• _PROBLEM DESCRIPTION_: For this exercise, return all the data word for word, with images left out.

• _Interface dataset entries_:
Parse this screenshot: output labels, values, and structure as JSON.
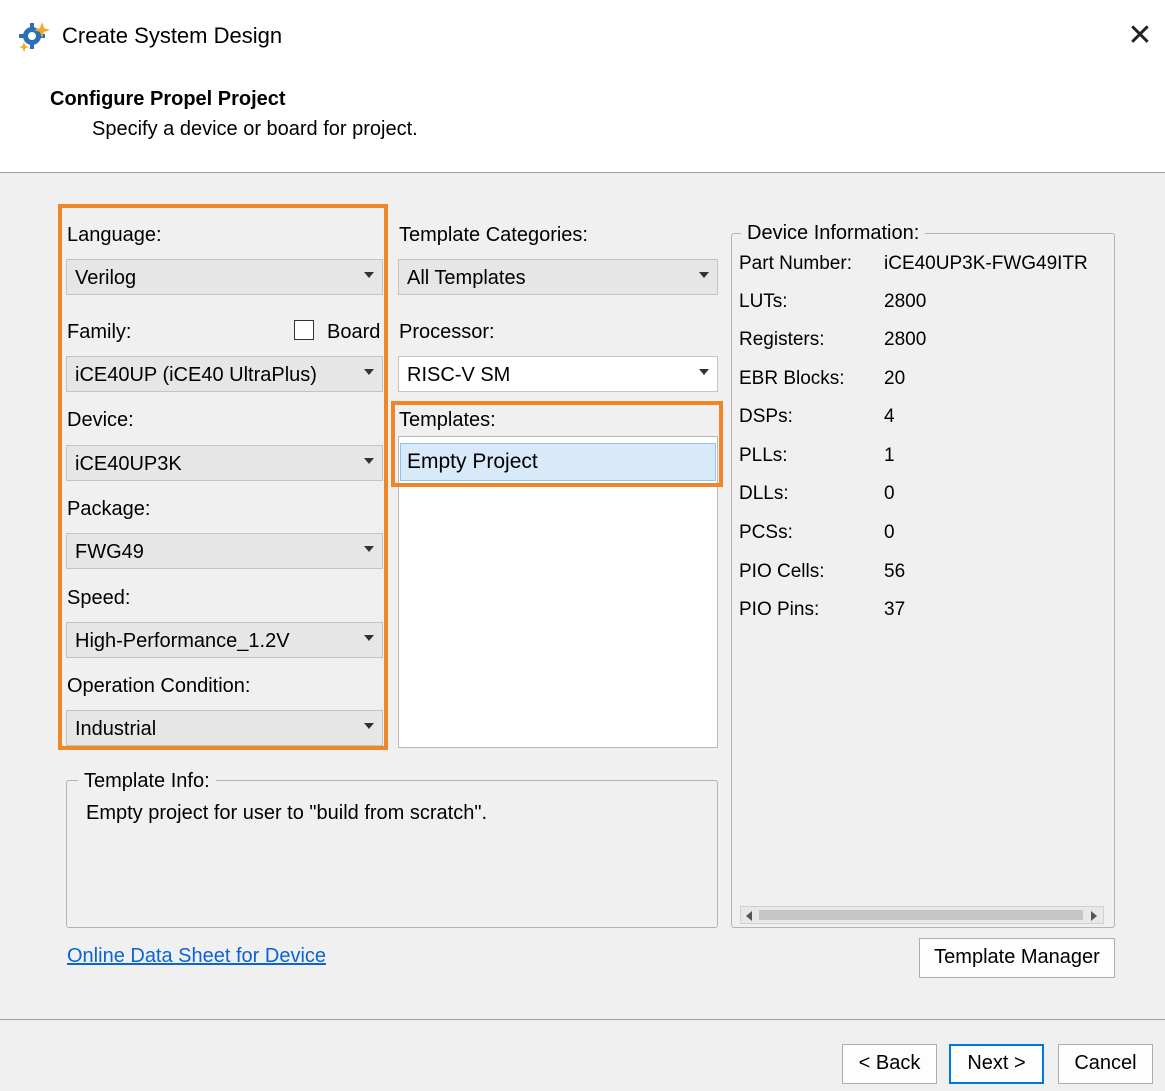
{
  "window": {
    "title": "Create System Design",
    "close_glyph": "✕"
  },
  "header": {
    "title": "Configure Propel Project",
    "subtitle": "Specify a device or board for project."
  },
  "left": {
    "language_label": "Language:",
    "language_value": "Verilog",
    "family_label": "Family:",
    "board_label": "Board",
    "family_value": "iCE40UP (iCE40 UltraPlus)",
    "device_label": "Device:",
    "device_value": "iCE40UP3K",
    "package_label": "Package:",
    "package_value": "FWG49",
    "speed_label": "Speed:",
    "speed_value": "High-Performance_1.2V",
    "opcond_label": "Operation Condition:",
    "opcond_value": "Industrial"
  },
  "middle": {
    "categories_label": "Template Categories:",
    "categories_value": "All Templates",
    "processor_label": "Processor:",
    "processor_value": "RISC-V SM",
    "templates_label": "Templates:",
    "templates": [
      "Empty Project"
    ]
  },
  "device_info": {
    "legend": "Device Information:",
    "rows": [
      {
        "label": "Part Number:",
        "value": "iCE40UP3K-FWG49ITR"
      },
      {
        "label": "LUTs:",
        "value": "2800"
      },
      {
        "label": "Registers:",
        "value": "2800"
      },
      {
        "label": "EBR Blocks:",
        "value": "20"
      },
      {
        "label": "DSPs:",
        "value": "4"
      },
      {
        "label": "PLLs:",
        "value": "1"
      },
      {
        "label": "DLLs:",
        "value": "0"
      },
      {
        "label": "PCSs:",
        "value": "0"
      },
      {
        "label": "PIO Cells:",
        "value": "56"
      },
      {
        "label": "PIO Pins:",
        "value": "37"
      }
    ]
  },
  "template_info": {
    "legend": "Template Info:",
    "text": "Empty project for user to \"build from scratch\"."
  },
  "link_text": "Online Data Sheet for Device",
  "buttons": {
    "template_manager": "Template Manager",
    "back": "< Back",
    "next": "Next >",
    "cancel": "Cancel"
  },
  "colors": {
    "highlight": "#f0862a",
    "link": "#0a64d6",
    "selection": "#d8eaf9"
  },
  "icons": {
    "app": "gear-sparkle-icon",
    "dropdown": "chevron-down-icon"
  }
}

• _EXERCISE ANSWER_:
Parse this screenshot: output labels, values, and structure as JSON.
{
  "window": {
    "title": "Create System Design",
    "close_glyph": "✕"
  },
  "header": {
    "title": "Configure Propel Project",
    "subtitle": "Specify a device or board for project."
  },
  "left": {
    "language_label": "Language:",
    "language_value": "Verilog",
    "family_label": "Family:",
    "board_label": "Board",
    "family_value": "iCE40UP (iCE40 UltraPlus)",
    "device_label": "Device:",
    "device_value": "iCE40UP3K",
    "package_label": "Package:",
    "package_value": "FWG49",
    "speed_label": "Speed:",
    "speed_value": "High-Performance_1.2V",
    "opcond_label": "Operation Condition:",
    "opcond_value": "Industrial"
  },
  "middle": {
    "categories_label": "Template Categories:",
    "categories_value": "All Templates",
    "processor_label": "Processor:",
    "processor_value": "RISC-V SM",
    "templates_label": "Templates:",
    "templates": [
      "Empty Project"
    ]
  },
  "device_info": {
    "legend": "Device Information:",
    "rows": [
      {
        "label": "Part Number:",
        "value": "iCE40UP3K-FWG49ITR"
      },
      {
        "label": "LUTs:",
        "value": "2800"
      },
      {
        "label": "Registers:",
        "value": "2800"
      },
      {
        "label": "EBR Blocks:",
        "value": "20"
      },
      {
        "label": "DSPs:",
        "value": "4"
      },
      {
        "label": "PLLs:",
        "value": "1"
      },
      {
        "label": "DLLs:",
        "value": "0"
      },
      {
        "label": "PCSs:",
        "value": "0"
      },
      {
        "label": "PIO Cells:",
        "value": "56"
      },
      {
        "label": "PIO Pins:",
        "value": "37"
      }
    ]
  },
  "template_info": {
    "legend": "Template Info:",
    "text": "Empty project for user to \"build from scratch\"."
  },
  "link_text": "Online Data Sheet for Device",
  "buttons": {
    "template_manager": "Template Manager",
    "back": "< Back",
    "next": "Next >",
    "cancel": "Cancel"
  },
  "colors": {
    "highlight": "#f0862a",
    "link": "#0a64d6",
    "selection": "#d8eaf9"
  },
  "icons": {
    "app": "gear-sparkle-icon",
    "dropdown": "chevron-down-icon"
  }
}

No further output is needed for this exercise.